_Work order_. Scan the entries below and return each line that contains "file".

[App and web page records]
++++++

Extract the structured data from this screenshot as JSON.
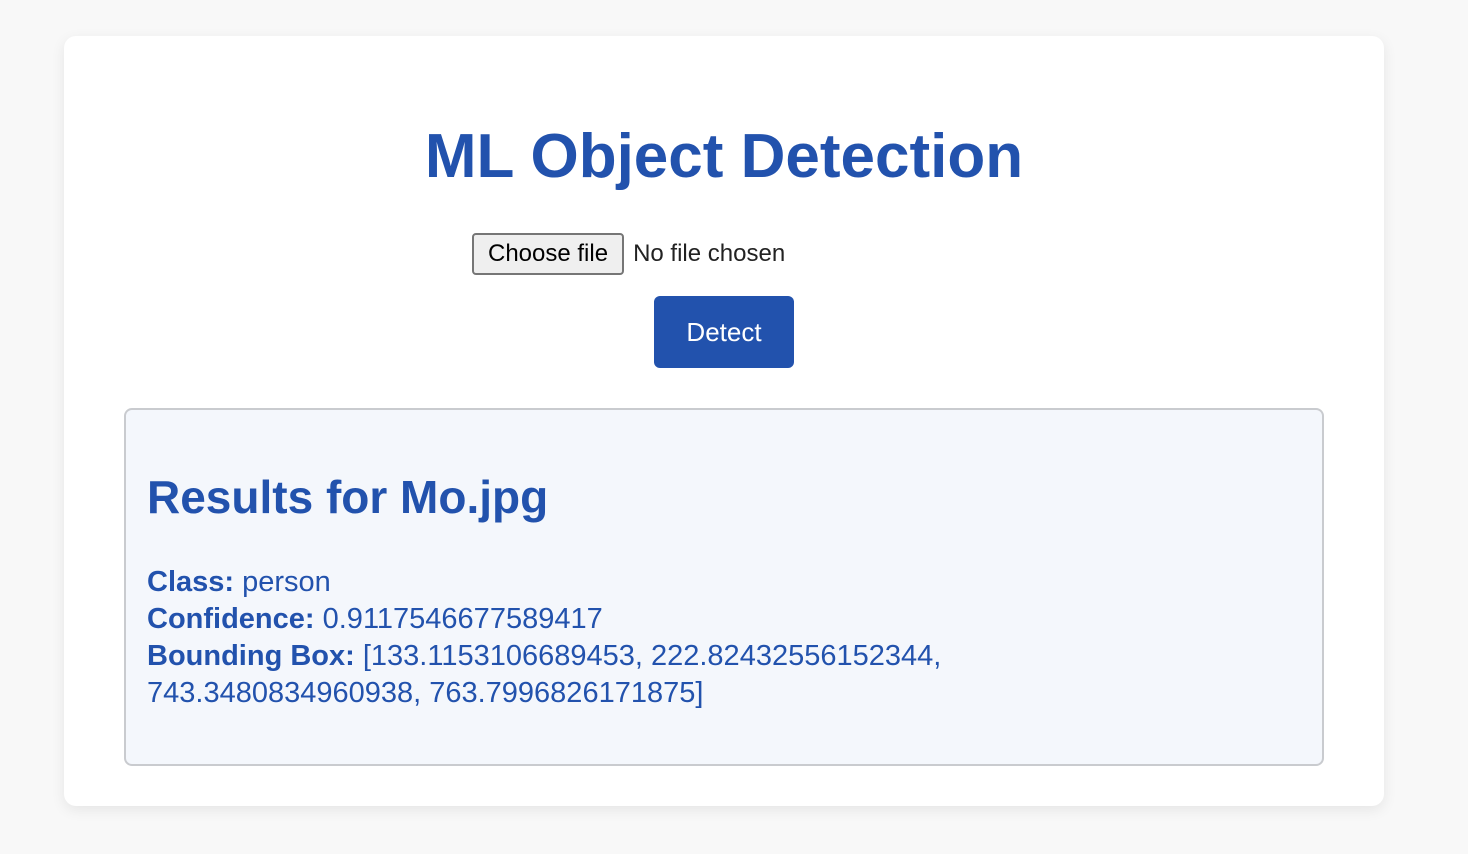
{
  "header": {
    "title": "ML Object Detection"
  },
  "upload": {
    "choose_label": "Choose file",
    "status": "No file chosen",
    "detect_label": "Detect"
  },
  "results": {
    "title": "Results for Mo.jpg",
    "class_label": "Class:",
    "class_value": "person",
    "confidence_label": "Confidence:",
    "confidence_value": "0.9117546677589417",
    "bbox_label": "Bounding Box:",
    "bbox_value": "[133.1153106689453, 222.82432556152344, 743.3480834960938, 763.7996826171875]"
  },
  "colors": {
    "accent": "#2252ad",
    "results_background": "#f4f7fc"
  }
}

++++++

_Answer below_.
    "choose_label": "Choose file",
    "status": "No file chosen",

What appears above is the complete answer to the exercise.